## What is needed
Only the count should appear in your answer: how many lines of the data below contain the word "ياغالى"?

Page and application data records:
------------------------
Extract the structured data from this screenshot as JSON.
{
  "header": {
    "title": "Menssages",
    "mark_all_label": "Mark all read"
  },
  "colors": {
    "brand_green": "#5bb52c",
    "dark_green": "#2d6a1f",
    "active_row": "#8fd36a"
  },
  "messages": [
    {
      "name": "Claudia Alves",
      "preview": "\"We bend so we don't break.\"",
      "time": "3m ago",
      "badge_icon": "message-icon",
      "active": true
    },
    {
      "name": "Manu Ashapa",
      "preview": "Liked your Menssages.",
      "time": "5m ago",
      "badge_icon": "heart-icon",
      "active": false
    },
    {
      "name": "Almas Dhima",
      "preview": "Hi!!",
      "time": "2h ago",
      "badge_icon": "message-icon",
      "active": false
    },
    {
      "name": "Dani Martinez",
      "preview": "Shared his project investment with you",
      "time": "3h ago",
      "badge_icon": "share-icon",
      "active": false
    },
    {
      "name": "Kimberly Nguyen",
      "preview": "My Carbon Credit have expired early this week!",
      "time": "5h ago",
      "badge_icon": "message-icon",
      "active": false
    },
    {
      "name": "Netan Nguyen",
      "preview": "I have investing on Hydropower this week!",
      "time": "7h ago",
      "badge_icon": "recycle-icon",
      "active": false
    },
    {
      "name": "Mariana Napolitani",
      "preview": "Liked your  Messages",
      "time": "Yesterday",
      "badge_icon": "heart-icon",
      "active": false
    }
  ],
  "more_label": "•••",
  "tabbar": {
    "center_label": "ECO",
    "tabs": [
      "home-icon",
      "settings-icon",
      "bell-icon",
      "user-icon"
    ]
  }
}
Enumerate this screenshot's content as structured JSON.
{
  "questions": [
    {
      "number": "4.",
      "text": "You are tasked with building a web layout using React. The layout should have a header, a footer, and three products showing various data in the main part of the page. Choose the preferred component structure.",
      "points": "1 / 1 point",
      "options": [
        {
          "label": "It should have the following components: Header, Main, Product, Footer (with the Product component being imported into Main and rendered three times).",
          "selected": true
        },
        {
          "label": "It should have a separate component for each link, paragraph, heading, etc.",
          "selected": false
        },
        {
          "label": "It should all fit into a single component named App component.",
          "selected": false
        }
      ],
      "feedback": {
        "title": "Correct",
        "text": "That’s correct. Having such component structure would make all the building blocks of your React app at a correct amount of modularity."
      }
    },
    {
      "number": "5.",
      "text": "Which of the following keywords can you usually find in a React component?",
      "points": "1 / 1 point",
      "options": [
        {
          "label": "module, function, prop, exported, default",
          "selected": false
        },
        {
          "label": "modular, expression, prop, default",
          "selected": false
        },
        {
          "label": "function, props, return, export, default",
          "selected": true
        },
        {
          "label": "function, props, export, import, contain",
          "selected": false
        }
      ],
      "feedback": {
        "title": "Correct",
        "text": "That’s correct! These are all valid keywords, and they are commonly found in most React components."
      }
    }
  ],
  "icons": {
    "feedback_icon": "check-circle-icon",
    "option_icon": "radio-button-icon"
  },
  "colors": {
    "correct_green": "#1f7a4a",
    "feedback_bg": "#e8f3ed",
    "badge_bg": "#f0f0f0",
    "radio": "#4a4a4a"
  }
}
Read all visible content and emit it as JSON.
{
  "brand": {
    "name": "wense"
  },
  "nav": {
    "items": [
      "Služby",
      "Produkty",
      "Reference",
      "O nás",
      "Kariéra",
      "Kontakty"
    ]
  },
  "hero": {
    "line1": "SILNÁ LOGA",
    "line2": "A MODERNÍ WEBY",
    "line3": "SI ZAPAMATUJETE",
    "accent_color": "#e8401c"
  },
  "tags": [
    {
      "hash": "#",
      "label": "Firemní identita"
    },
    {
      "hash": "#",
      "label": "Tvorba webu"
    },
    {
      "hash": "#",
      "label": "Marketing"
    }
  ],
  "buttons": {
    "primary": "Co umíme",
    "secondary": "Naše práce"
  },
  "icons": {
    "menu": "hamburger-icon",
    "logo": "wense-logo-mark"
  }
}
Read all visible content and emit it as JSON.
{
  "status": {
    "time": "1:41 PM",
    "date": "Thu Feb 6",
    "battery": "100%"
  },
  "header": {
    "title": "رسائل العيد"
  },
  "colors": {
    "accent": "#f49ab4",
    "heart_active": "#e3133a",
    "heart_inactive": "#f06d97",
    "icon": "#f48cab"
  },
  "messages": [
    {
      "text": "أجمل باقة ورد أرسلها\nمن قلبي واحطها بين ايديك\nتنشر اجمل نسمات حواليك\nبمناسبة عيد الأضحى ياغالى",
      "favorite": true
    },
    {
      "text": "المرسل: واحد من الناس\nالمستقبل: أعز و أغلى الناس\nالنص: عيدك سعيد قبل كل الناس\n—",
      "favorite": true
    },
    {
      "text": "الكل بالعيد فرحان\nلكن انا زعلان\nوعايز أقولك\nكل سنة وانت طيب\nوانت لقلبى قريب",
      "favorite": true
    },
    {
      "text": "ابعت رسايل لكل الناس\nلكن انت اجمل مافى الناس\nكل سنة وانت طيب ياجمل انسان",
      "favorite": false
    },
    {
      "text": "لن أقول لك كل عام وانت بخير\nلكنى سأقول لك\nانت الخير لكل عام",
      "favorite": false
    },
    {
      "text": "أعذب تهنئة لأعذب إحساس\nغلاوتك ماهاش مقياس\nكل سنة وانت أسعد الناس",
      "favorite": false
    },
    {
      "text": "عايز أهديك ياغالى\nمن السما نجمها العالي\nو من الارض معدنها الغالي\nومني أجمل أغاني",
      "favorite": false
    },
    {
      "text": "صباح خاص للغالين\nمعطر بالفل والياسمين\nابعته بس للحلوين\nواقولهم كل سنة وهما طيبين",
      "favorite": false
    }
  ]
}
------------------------
## Answer section
2